Increasing number of urban parents are keeping their kids away from screens till a certain age.
As a mother to a three-year-old, I know that gadgets are addictive. And if you have been around any kid who has been exposed to screens, you will attest to the same. While an increasing number of urban mothers are exposing kids to screens from as early as six months in a bid to keep them entertained, help them eat or even enable them to learn rhymes, shapes and more, a small tribe of parents believe that young kids should not be exposed to screens as it can be detrimental to their neurological development.
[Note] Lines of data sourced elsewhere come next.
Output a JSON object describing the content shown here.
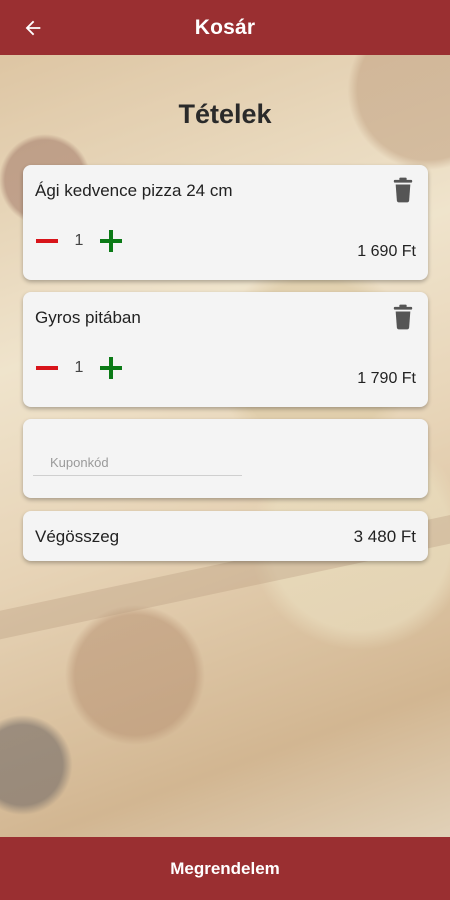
{
  "header": {
    "title": "Kosár",
    "back_icon": "arrow-left-icon",
    "background_color": "#9a2f31"
  },
  "section_title": "Tételek",
  "cart": {
    "items": [
      {
        "name": "Ági kedvence pizza 24 cm",
        "quantity": "1",
        "price": "1 690 Ft"
      },
      {
        "name": "Gyros pitában",
        "quantity": "1",
        "price": "1 790 Ft"
      }
    ],
    "icons": {
      "delete": "trash-icon",
      "decrease": "minus-icon",
      "increase": "plus-icon"
    },
    "colors": {
      "minus": "#d8141a",
      "plus": "#0b7a16",
      "trash": "#555555"
    }
  },
  "coupon": {
    "placeholder": "Kuponkód",
    "value": ""
  },
  "total": {
    "label": "Végösszeg",
    "value": "3 480 Ft"
  },
  "order_button": {
    "label": "Megrendelem"
  }
}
If you think zero-gadget parenting is impossible, meet Pavan Goyal, founder, Blue Blocks Montessori school, Hyderabad, who not only raised his kids without exposing them to gadgets till age six, but also asks the parents of all the kids enrolled in his school to do the same. “I am a Montessori trained teacher, and my years of research on the subject led me to realize that it is extremely harmful. In my book ‘Lining the Nest’, I have dedicated a chapter to gadgets and their ill-effects,” he says. His two girls, now aged 8 and 15, were completely kept away from gadgets till the age of six. “Post 6, majority of the neurological structure is in place. So, it is okay to give them a little screen time, may be half an hour,” he says.
While Goyal kept his children away from gadgets till age 6, Aloka Mehta Gambhir, a lactation counsellor and blogger, did the same up till age 4. “I always felt it was better to engage them with books or conversations,” she says. “When my elder son was about 4 and a half, we started letting him watch for a limited time. Even today, my kids watch something on television only on weekends, and not more than an hour.”
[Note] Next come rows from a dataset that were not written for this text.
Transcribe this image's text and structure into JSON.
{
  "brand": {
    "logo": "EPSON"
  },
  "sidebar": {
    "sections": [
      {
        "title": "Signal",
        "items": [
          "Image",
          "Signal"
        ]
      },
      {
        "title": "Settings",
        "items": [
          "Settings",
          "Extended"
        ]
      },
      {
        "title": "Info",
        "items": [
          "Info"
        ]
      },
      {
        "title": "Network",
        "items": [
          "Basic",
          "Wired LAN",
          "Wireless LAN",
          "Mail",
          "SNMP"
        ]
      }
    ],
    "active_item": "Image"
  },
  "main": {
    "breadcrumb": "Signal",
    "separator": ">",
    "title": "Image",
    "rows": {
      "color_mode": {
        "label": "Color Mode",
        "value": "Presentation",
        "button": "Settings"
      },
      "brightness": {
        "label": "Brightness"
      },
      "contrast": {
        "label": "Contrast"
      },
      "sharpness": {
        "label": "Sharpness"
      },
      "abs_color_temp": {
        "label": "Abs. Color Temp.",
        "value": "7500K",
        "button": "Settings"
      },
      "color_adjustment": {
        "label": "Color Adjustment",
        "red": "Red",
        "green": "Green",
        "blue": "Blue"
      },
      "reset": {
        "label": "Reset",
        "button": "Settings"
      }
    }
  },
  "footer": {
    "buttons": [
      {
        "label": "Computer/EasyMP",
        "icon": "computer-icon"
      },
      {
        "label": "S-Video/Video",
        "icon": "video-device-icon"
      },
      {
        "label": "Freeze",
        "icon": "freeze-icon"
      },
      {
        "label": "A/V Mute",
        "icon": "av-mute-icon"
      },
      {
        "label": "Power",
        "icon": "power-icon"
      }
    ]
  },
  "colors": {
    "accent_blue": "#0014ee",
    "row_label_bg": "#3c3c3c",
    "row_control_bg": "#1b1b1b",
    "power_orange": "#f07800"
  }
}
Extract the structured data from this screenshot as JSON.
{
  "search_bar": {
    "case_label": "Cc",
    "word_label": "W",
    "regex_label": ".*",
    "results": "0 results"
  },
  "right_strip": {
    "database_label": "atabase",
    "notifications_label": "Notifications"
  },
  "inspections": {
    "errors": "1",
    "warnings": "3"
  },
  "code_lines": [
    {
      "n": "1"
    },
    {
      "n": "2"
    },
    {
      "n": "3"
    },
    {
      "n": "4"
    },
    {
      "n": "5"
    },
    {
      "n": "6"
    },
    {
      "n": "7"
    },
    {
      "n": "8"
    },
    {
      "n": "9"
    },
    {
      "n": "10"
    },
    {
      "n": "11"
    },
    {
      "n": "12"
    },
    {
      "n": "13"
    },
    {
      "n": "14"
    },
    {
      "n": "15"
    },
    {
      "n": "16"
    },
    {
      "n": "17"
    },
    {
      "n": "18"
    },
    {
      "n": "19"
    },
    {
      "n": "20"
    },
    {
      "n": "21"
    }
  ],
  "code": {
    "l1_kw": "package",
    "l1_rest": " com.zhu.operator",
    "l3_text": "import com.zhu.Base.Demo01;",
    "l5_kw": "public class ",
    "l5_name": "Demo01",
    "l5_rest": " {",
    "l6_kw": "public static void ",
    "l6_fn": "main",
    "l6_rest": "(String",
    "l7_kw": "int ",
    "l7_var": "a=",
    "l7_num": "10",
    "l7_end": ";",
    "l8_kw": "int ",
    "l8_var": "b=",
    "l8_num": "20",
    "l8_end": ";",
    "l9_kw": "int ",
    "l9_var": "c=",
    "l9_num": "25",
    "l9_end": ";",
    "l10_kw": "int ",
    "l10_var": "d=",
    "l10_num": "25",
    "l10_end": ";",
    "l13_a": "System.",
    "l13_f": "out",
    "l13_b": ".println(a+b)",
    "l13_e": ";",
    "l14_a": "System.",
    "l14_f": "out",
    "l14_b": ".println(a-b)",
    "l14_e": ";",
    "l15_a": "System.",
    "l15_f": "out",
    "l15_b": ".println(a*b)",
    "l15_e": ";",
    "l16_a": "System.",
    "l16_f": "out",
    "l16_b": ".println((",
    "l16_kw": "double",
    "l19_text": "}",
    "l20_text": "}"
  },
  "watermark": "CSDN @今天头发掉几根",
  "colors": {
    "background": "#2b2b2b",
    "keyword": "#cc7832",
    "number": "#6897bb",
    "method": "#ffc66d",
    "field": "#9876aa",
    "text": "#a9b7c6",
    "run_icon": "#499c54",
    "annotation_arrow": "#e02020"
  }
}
In fact, many parents like to limit screen time to only weekends. Natali Thakkar, who recently moved from Mumbai to London, allows her daughter to watch a screen only once a week. “We started this when she was four allowing her to watch for half an hour, now she is 6 and a half and screen time is 45-60 minutes only on weekends,” she says. Talking about her decision to limit screen time, she says, “Screens don’t allow a child to get bored and imagine things and find ways to entertain themselves. My daughter loves reading books, listening to audio books, music and also loves playing with Legos. She reads a lot and her concentration is amazing. She can sit for three hours and do Lego. But the day she watches television, the next two hours post that she is cranky and restless.”
Kiran Tevtiya, Child Behavior Specialist at Bahawa Child Health Clinic, believes the first few years are really important for a child for language development, development of gross and fine motor skills, and much more. “They are learning many skills including learning to connect socially, learning to eat, learning to behave, and subtle skills like learning to self-entertain and self-soothe. A moving, colorful, interactive screen is highly addictive for children and seconds can turn into hours robbing them from an opportunity to learn during those hours,” she says.
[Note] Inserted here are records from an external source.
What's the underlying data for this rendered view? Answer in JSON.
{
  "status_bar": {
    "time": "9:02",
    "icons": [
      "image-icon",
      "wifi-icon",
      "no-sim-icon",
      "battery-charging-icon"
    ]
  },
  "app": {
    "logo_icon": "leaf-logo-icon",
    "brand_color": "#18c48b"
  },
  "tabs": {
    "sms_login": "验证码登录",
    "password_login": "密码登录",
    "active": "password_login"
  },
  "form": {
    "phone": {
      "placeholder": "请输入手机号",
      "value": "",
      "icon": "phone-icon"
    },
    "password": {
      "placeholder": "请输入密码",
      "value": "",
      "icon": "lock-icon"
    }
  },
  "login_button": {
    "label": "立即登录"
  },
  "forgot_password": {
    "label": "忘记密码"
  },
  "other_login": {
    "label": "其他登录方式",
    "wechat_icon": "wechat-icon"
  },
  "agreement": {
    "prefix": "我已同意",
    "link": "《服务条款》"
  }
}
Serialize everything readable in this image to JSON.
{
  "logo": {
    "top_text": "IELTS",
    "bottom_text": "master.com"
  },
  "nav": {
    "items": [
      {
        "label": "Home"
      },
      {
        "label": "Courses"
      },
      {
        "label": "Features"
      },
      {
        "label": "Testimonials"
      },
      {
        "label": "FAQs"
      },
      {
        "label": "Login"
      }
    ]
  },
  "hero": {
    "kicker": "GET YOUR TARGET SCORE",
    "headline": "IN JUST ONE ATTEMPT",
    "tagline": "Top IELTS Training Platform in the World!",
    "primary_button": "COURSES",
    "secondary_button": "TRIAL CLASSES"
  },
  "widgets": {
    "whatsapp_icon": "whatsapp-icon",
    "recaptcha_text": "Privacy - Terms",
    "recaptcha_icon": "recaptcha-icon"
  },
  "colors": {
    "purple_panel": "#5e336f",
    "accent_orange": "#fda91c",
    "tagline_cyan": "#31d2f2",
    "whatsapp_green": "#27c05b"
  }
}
From affecting the ability to focus to language development skills to affecting neurological development, the ill-effects of screen time are many, adds Goyal. “Eighty percent of neurological development happens in the first six years. And this gets largely hampered by exposure to screens.”
Screens display pictures in 2D while real life is in 3D. “This affects their ability to focus. Children need nature in its pure form and gadgets are the opposite of that. And rapidly changing pictures on screens makes real life look dull and boring in comparison. So they want to keep going back to screens. Also, the emotions that the characters on screen go through may be emotions that a child is not ready to process yet. Why expose kids to emotions they are not yet ready for?” argues Goyal. Talking about the effect of screens on language development and speech, he says earlier he would see only 10 out of 100 of his students having speech delays, but now it is 30 out of 100. “Kids are also getting more violent and aggressive due to screen exposure.”
Tevtiya also lists down the detrimental effects of screen-time. “Overall lack of motivation in real world activities that need perseverance like developing social skills, academics and observational skills; expectation of instant gratification and lack of appreciation of intrinsic value of activities like eating and enjoying food or family time or small talks, all of which need complete involvement, observation and practice on the part of the child. Screen time when used as a filler or distraction robs away the time needed to develop those skills during this critical development stage. Later on the effort required to bring the same amount of learning is much higher and harder.”
Loneliness, stress, lack of proper sleep, depression are other problems that can develop over years with prolonged screen time. “I see so many cases of lack of attention and focus, basic social skills, ability to hold small talks, lack of interest in day to day mundane activities as it takes more effort in real life to get to the same level of instant high that screen time gives,” she explains.
Aloka Mehta believes the “all or nothing” approach may not always work with kids. “So after a certain age, giving them a little screen time may be okay,” she says, adding, if you keep them away for too long, when they do get exposure, they may want to binge.
Tevtiya says the important thing to ask ourselves before giving screens to kids is: Are we using technology to help the child around development areas or as a tool to create shortcuts for us to achieve the aims that we set up for the child for eg. I need a screen for my child to make him finish a bowl full of porridge? Or a shortcut to ‘learning to self soothe or entertain’ or a baby sitter? It’s important to know and understand the difference, she says. Parents must use their judgement.